      1. It is recommended that the claimant arrange for submission of medical admission and discharge summaries and full hospital reports for all periods of hospitalization for an asbestos-related disease, and medical reports from any hospital which provided outpatient treatment for such a condition.
      2. It is also recommended that the claimant be prepared to submit a medical report from each physician who has examined or treated the employee for an asbestos-related disease. Each report should include as much of the following as possible:
        1. Dates of examination and treatment;
        2. History given to the physician;
        3. Detailed description of the physician's findings;
        4. Results of x-rays, pulmonary function tests, blood gas tests or other laboratory tests;
        5. Diagnosis;
        6. Clinical course and treatment; and
        7. The physician's opinion, with medical reasons, as to whether the disease is causally related to employment, either by direct cause, or by aggravation, acceleration or precipitation.
    3. Measure of Impairment. Where the claimant has voluntarily retired, the level of compensation benefits is determined by the amount of impairment. Therefore, in appropriate cases, the claimant should be asked to submit a report which contains the amount of pulmonary impairment measured in accordance with the American Medical Association's Guides to the Evaluation of Permanent Impairment.
  2. Procedures. Claims for compensation or death benefits resulting from exposure to asbestos should be filed with the DO having jurisdiction over the state in which the exposure occurred. The claim should be served on the responsible EC which the Social Security printout should help establish. The DO should ask the claimant to submit the evidence listed in paragraph 4, above. When this evidence has been submitted, the DO should make the following determinations:
    1. Time of Injury. When the disease became manifest.
      1. For purposes of coverage and for sections 10, 12, and 13: the date on which the employee or claimant becomes aware, or in the exercise of reasonable diligence or by reason of medical advice should have been aware, of the relationship between the employment, the disease, and the death or disability.
      2. For purposes of determining the responsible EC: the date of last injurious exposure.
    2. Retirement. Whether the claimant is still working or whether the claimant has voluntarily withdrawn from the work force with no realistic expectation that he or she will return to the work force.
    3. Method of Compensation.
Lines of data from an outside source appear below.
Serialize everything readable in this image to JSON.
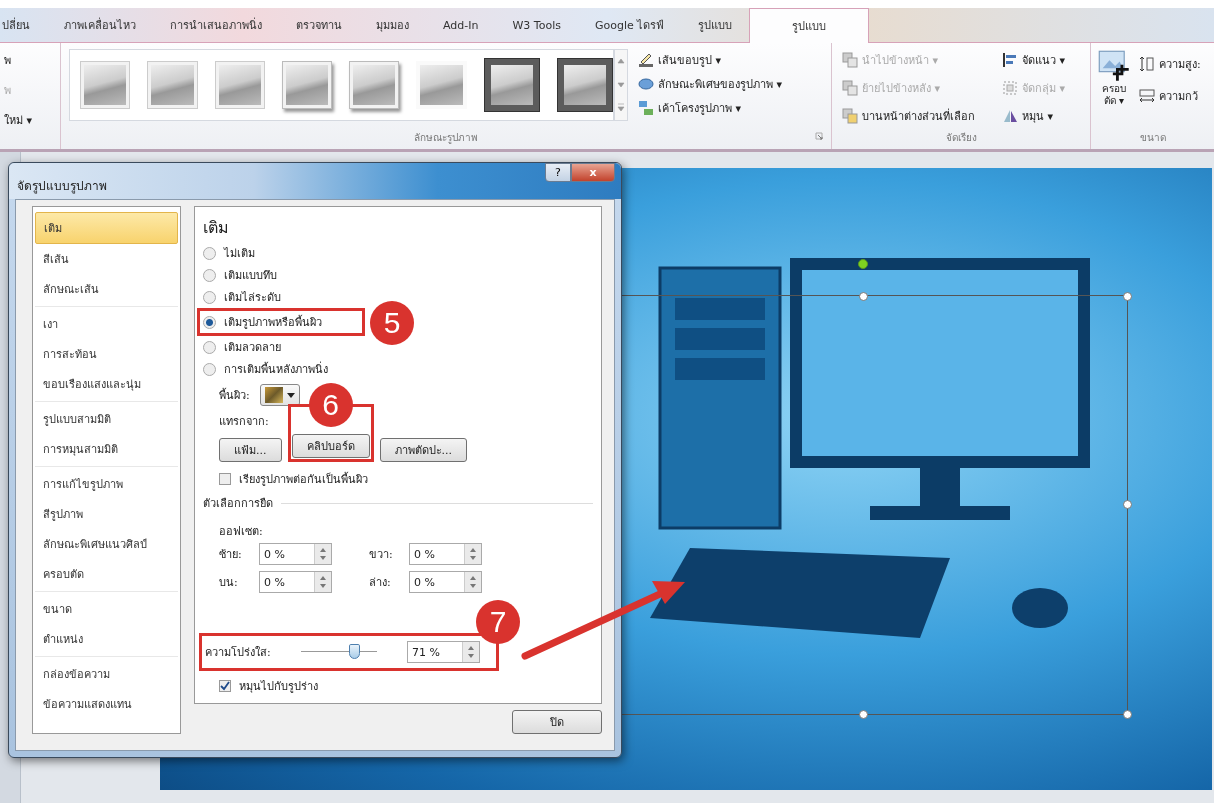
{
  "ribbon": {
    "tabs": [
      {
        "label": "ปลี่ยน",
        "selected": false
      },
      {
        "label": "ภาพเคลื่อนไหว",
        "selected": false
      },
      {
        "label": "การนำเสนอภาพนิ่ง",
        "selected": false
      },
      {
        "label": "ตรวจทาน",
        "selected": false
      },
      {
        "label": "มุมมอง",
        "selected": false
      },
      {
        "label": "Add-In",
        "selected": false
      },
      {
        "label": "W3 Tools",
        "selected": false
      },
      {
        "label": "Google ไดรฟ์",
        "selected": false
      },
      {
        "label": "รูปแบบ",
        "selected": false
      },
      {
        "label": "รูปแบบ",
        "selected": true
      }
    ],
    "cut_group": {
      "items": [
        {
          "label": "พ",
          "disabled": false
        },
        {
          "label": "พ",
          "disabled": true
        },
        {
          "label": "ใหม่ ▾",
          "disabled": false
        }
      ]
    },
    "styles_group": {
      "label": "ลักษณะรูปภาพ",
      "styles": [
        {
          "kind": "plain",
          "selected": false
        },
        {
          "kind": "plain",
          "selected": false
        },
        {
          "kind": "plain",
          "selected": false
        },
        {
          "kind": "shadow",
          "selected": false
        },
        {
          "kind": "shadow",
          "selected": false
        },
        {
          "kind": "soft",
          "selected": false
        },
        {
          "kind": "frame",
          "selected": false
        },
        {
          "kind": "frame",
          "selected": false
        }
      ],
      "commands": [
        {
          "kind": "border",
          "label": "เส้นขอบรูป ▾"
        },
        {
          "kind": "effects",
          "label": "ลักษณะพิเศษของรูปภาพ ▾"
        },
        {
          "kind": "layout",
          "label": "เค้าโครงรูปภาพ ▾"
        }
      ]
    },
    "arrange_group": {
      "label": "จัดเรียง",
      "commands": [
        {
          "kind": "front",
          "label": "นำไปข้างหน้า ▾",
          "disabled": true
        },
        {
          "kind": "align",
          "label": "จัดแนว ▾",
          "disabled": false
        },
        {
          "kind": "back",
          "label": "ย้ายไปข้างหลัง ▾",
          "disabled": true
        },
        {
          "kind": "group",
          "label": "จัดกลุ่ม ▾",
          "disabled": true
        },
        {
          "kind": "pane",
          "label": "บานหน้าต่างส่วนที่เลือก",
          "disabled": false
        },
        {
          "kind": "rotate",
          "label": "หมุน ▾",
          "disabled": false
        }
      ]
    },
    "size_group": {
      "label": "ขนาด",
      "crop_label": "ครอบ\nตัด ▾",
      "height_label": "ความสูง:",
      "width_label": "ความกว้"
    }
  },
  "dialog": {
    "title": "จัดรูปแบบรูปภาพ",
    "help": "?",
    "close": "x",
    "sidebar": [
      [
        {
          "label": "เติม",
          "selected": true
        },
        {
          "label": "สีเส้น",
          "selected": false
        },
        {
          "label": "ลักษณะเส้น",
          "selected": false
        }
      ],
      [
        {
          "label": "เงา",
          "selected": false
        },
        {
          "label": "การสะท้อน",
          "selected": false
        },
        {
          "label": "ขอบเรืองแสงและนุ่ม",
          "selected": false
        }
      ],
      [
        {
          "label": "รูปแบบสามมิติ",
          "selected": false
        },
        {
          "label": "การหมุนสามมิติ",
          "selected": false
        }
      ],
      [
        {
          "label": "การแก้ไขรูปภาพ",
          "selected": false
        },
        {
          "label": "สีรูปภาพ",
          "selected": false
        },
        {
          "label": "ลักษณะพิเศษแนวศิลป์",
          "selected": false
        },
        {
          "label": "ครอบตัด",
          "selected": false
        }
      ],
      [
        {
          "label": "ขนาด",
          "selected": false
        },
        {
          "label": "ตำแหน่ง",
          "selected": false
        }
      ],
      [
        {
          "label": "กล่องข้อความ",
          "selected": false
        },
        {
          "label": "ข้อความแสดงแทน",
          "selected": false
        }
      ]
    ],
    "heading": "เติม",
    "fill_options": [
      {
        "label": "ไม่เติม",
        "selected": false
      },
      {
        "label": "เติมแบบทึบ",
        "selected": false
      },
      {
        "label": "เติมไล่ระดับ",
        "selected": false
      },
      {
        "label": "เติมรูปภาพหรือพื้นผิว",
        "selected": true,
        "marker": "5"
      },
      {
        "label": "เติมลวดลาย",
        "selected": false
      },
      {
        "label": "การเติมพื้นหลังภาพนิ่ง",
        "selected": false
      }
    ],
    "texture_label": "พื้นผิว:",
    "insert_label": "แทรกจาก:",
    "insert_buttons": [
      {
        "label": "แฟ้ม..."
      },
      {
        "label": "คลิปบอร์ด",
        "marker": "6"
      },
      {
        "label": "ภาพตัดปะ..."
      }
    ],
    "tile": {
      "label": "เรียงรูปภาพต่อกันเป็นพื้นผิว",
      "checked": false
    },
    "stretch_label": "ตัวเลือกการยืด",
    "offset_label": "ออฟเซต:",
    "offsets": [
      {
        "label": "ซ้าย:",
        "value": "0 %"
      },
      {
        "label": "ขวา:",
        "value": "0 %"
      },
      {
        "label": "บน:",
        "value": "0 %"
      },
      {
        "label": "ล่าง:",
        "value": "0 %"
      }
    ],
    "transparency": {
      "label": "ความโปร่งใส:",
      "level": 0.71,
      "value": "71 %",
      "marker": "7"
    },
    "rotate": {
      "label": "หมุนไปกับรูปร่าง",
      "checked": true
    },
    "close_button": "ปิด"
  }
}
Whether entitlement is based upon loss of wages or wage earning capacity (time of injury pre-retirement), or impairment (time of injury post-retirement).
      1. For loss of wages or earning capacity, entitlement is based upon the difference between the claimant's earnings and his or her average weekly wage on the date of injury.
      2. For entitlement based upon impairment, the whole person impairment as measured by the AMA Guides multiplied times the compensation rate.
  3. Recommendation. After the evidence has been evaluated and a determination regarding entitlement has been made, the DO should make a recommendation to the parties either for or against the payment of benefits. If either party disagrees with the recommendation, the case should be referred for formal hearing in accordance with the procedures contained in PM 4-600.